One was a simple thing. A simple act. I had this box of books I couldn’t carry. I kept putting it down. Staring at it. In pain. Muscle fatigue. I knew I couldn’t get to my car with it. I knew I couldn’t get back inside with it. It was an impossible task. Along comes a man who offered to help. Just being nice. And he did. Which is wonderful and a nice thing to do. But the pain and fatigue I was in, and in for days from my attempt… it meant a Lot to me for something so small for him. So I remember.
A much more significant one was when I was working at a hotel front desk right out of university. Great boss there. And I was working Christmas Eve. Unfortunately the shift work there was causing my migraines to go nuts. And I was having horrible vomiting spells… once I start, I couldn’t stop. And that happened. I was so sick. In so much pain. My boss tried so hard to find someone to cover for me but they all had plans. A stranger comes in to register. He knows my boss. Turns out he used to work the front desk. I am sitting down resting in the back. So I don’t hear what they say. But in the end, he offered to take the rest of my shift so I could go home! A perfect stranger to him. I know it was to help my boss, who he knew. But I will remember this forever that he helped me when I was suffering so much. An act of kindness like that is unforgettable.
There have been others. Just small little things that sometimes brighten my day when I was having such a very bad pain day. Where such a small little thing sparked up my day a bit. Someone buying me a coffee for example. I mean, it is so small but on a really bad pain day it is a small thing to just give me a boost.
I wish they were more common than they are. I can think of dozens of horrible examples to every nice thing people do. More than that actually. But I cherish these small acts of kindness. And you know I remember that boss at the hotel desk job just as much as I remember that stranger… because she was one of the few Good bosses I had. My next boss was another great one. But I have had more horrible ones, than good ones. Some so horrible when it comes to chronic illnesses they made me physically worse to work under the conditions they promoted.

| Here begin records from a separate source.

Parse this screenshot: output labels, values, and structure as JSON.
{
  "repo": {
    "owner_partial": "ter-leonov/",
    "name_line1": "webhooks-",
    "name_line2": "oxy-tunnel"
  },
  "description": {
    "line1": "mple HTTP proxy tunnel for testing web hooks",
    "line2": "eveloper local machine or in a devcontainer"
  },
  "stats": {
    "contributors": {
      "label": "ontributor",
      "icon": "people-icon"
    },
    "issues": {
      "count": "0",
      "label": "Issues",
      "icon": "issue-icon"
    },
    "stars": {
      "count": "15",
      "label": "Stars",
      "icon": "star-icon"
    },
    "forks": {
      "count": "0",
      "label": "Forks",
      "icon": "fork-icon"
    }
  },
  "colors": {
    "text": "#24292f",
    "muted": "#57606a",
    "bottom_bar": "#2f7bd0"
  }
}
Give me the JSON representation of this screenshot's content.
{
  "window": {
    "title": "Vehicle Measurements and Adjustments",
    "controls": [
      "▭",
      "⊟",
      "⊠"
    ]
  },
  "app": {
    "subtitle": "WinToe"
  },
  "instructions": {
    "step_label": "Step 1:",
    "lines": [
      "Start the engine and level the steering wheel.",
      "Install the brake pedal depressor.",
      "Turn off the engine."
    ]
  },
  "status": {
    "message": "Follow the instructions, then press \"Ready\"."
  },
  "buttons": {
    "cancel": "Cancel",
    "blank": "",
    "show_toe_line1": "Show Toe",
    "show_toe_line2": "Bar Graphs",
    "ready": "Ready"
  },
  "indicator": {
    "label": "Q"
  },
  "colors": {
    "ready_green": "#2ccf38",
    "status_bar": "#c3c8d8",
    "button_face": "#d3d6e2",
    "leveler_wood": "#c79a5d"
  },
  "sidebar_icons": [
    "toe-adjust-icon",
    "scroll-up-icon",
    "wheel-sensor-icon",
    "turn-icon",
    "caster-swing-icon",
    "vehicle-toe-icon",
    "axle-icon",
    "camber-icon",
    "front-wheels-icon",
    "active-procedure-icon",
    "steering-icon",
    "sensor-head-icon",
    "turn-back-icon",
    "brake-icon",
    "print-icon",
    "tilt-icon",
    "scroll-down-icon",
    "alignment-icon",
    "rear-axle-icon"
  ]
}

They say mentally you remember bad things easier than good things. But I don’t know. These good things they stick out in my mind for their precious rarity. They shine in my memory. You never know the impact of one random act of kindness is going to have on the person you are doing it for. It could be immense. It is powerful sharing a kindness.